Every Decision has a cost.
This is the third and final part of our series Counting the Cost of Quality. In Part One, we discussed The Cost of Action, those decisions that are made on the basis of acting on information that has been provided. In Part Two, The Cost of Inaction covers the implications of not acting. Part Three will cover the Benefits.
As a company with a bias towards action, we consider the benefits of action far surpass the benefits of not acting. But acting after thoughtful analysis of the decision being considered. We acknowledge that any decision even a decision to act, carries some risk. Decision paralysis can take hold when the fear of making a decision is greater than not acting, part of the reason the cost of inaction can be high. We can consider as many variables as possible but there will never be enough information to completely mitigate risk from a decision.
So to consider the benefits of making a decision to act, let’s use an example of acquiring a Crimp Cross Section Lab to enhance your company’s quality process validation and monitoring capability. You have considered the upfront cost which includes the actual cost of acquisition, employee training and integration of this system into the company infrastructure. Consider the benefits which can apply to this decision:

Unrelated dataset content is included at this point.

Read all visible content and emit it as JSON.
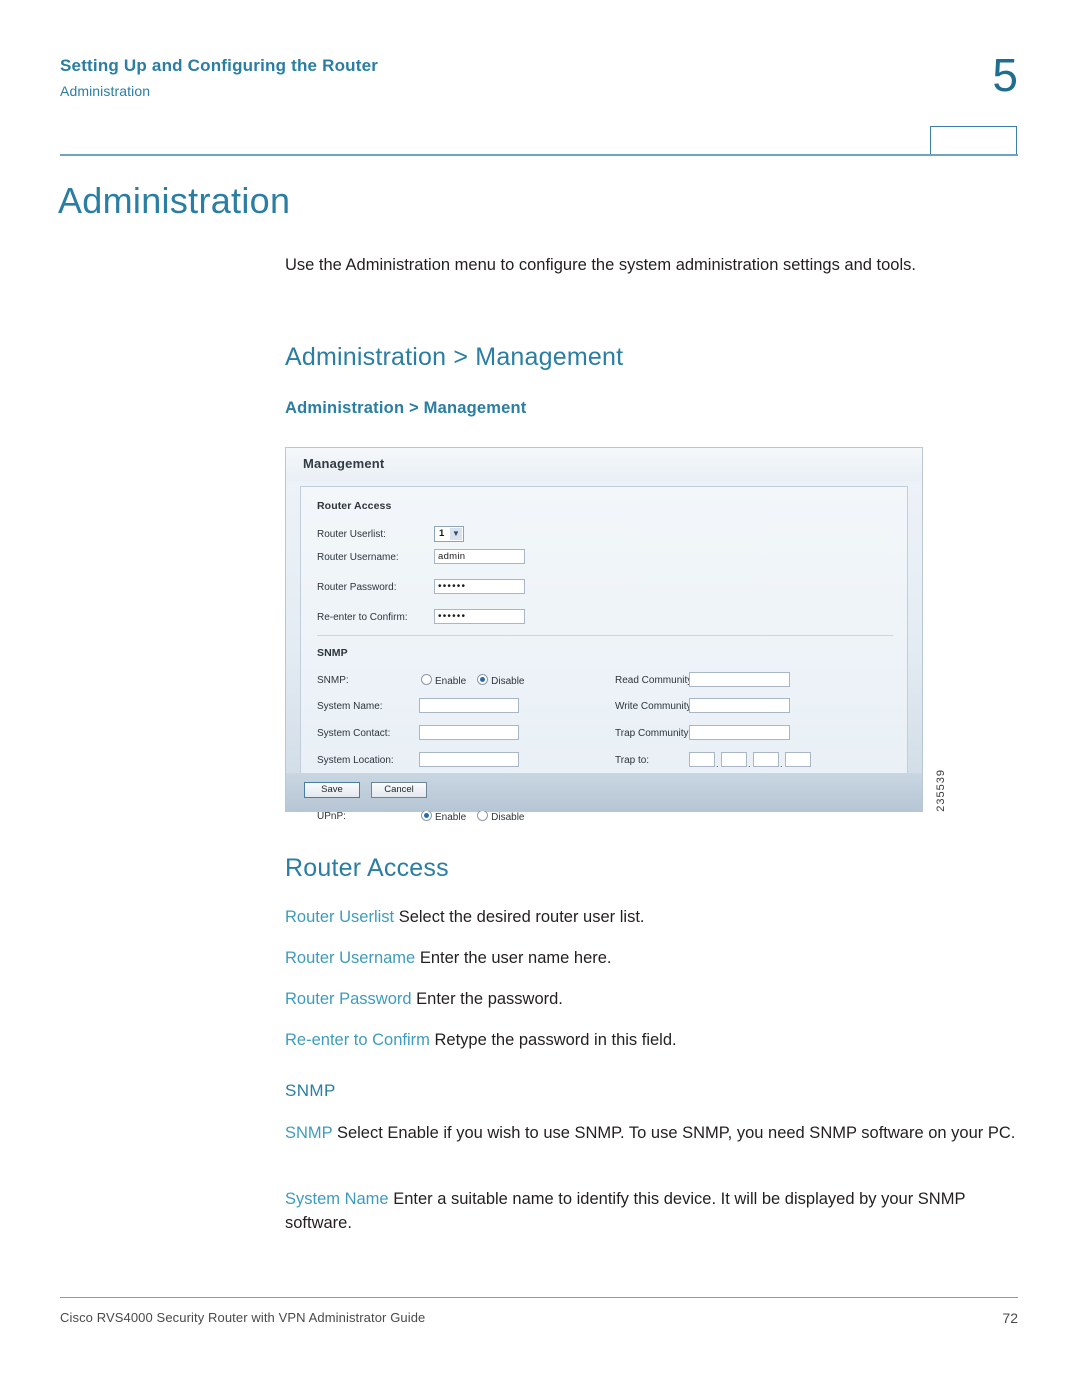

Internally, individual employees directly involved with the new acquisition will be happy to see the company has provided new tools to help in their day to day work. As a collective, employees feel a higher sense of security that the company is investing in the company’s future.

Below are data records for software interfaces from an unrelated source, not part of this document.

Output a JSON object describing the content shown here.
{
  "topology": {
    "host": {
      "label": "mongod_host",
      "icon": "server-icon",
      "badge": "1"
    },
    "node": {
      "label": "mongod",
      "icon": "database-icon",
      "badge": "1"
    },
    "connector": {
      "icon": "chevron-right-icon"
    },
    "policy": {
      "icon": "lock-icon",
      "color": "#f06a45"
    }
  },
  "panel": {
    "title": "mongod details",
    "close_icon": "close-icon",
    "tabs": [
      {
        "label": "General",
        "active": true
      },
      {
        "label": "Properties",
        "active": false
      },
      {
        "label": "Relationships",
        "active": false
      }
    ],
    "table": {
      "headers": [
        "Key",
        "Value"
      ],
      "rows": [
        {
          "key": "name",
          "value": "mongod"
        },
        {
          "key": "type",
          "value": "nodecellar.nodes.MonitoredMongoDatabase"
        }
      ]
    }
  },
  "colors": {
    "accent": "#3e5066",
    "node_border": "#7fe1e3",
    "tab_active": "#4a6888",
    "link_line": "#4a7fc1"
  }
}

As a company, new tools that are used can improve the overall quality of output. In the case of quality validation like our example, this provides a measurement tool to track the quality of output. Any tool to measure progress is critical (and may I say essential) to a company’s survival never mind growth.
Externally, existing customers will have a higher chance to keep existing business with your company when they see investment in infrastructure. Investments that can benefit them. And provide new opportunities to grow the business relationship through added contracts as they come up.
Potential customers will be more driven to work with you as they see investment in new infrastructure. In some cases, new processing or validating tools (like Cross Section Analysis as described) are minimum gateways to a business relationship even starting. For others, they will see your company set apart from your competition as internal investment in hard processing systems (capital) and training (human resources) are made. Where the investment is emerging and state of the art, you separate yourself from others who have not advanced as far as your company has.
These are just a few benefits to making the investment to improve quality. I am sure there are other direct and indirect benefits not mentioned.
This series was created to illustrate the opposing sides of a decision, to act on a decision or to stay the course (which in and off itself is a decision). You may not be in a position to be part of the decision making process of the company you are currently employed with. But regardless, you will be affected by any decision (or non decision) made.
In a perfect world all companies will err on the side of action and see the positive aspects of acting to improve the company. But some will stay the course and not act. And may not see any difference in the short term. The same with an action decision, there may not be a positive result in the short term. But the difference will lie in the long term implications. And if I were to consider the long term survival prospects of any company, the bias toward making positive action on decisions would make me more confident in that company’s future. Certainly that is the goal for our company.
WireProcess Specialties has many decades of experience in processing and validating technology for wire processing. We are here to help in making the right decision. Connect Your Way to start the dialog.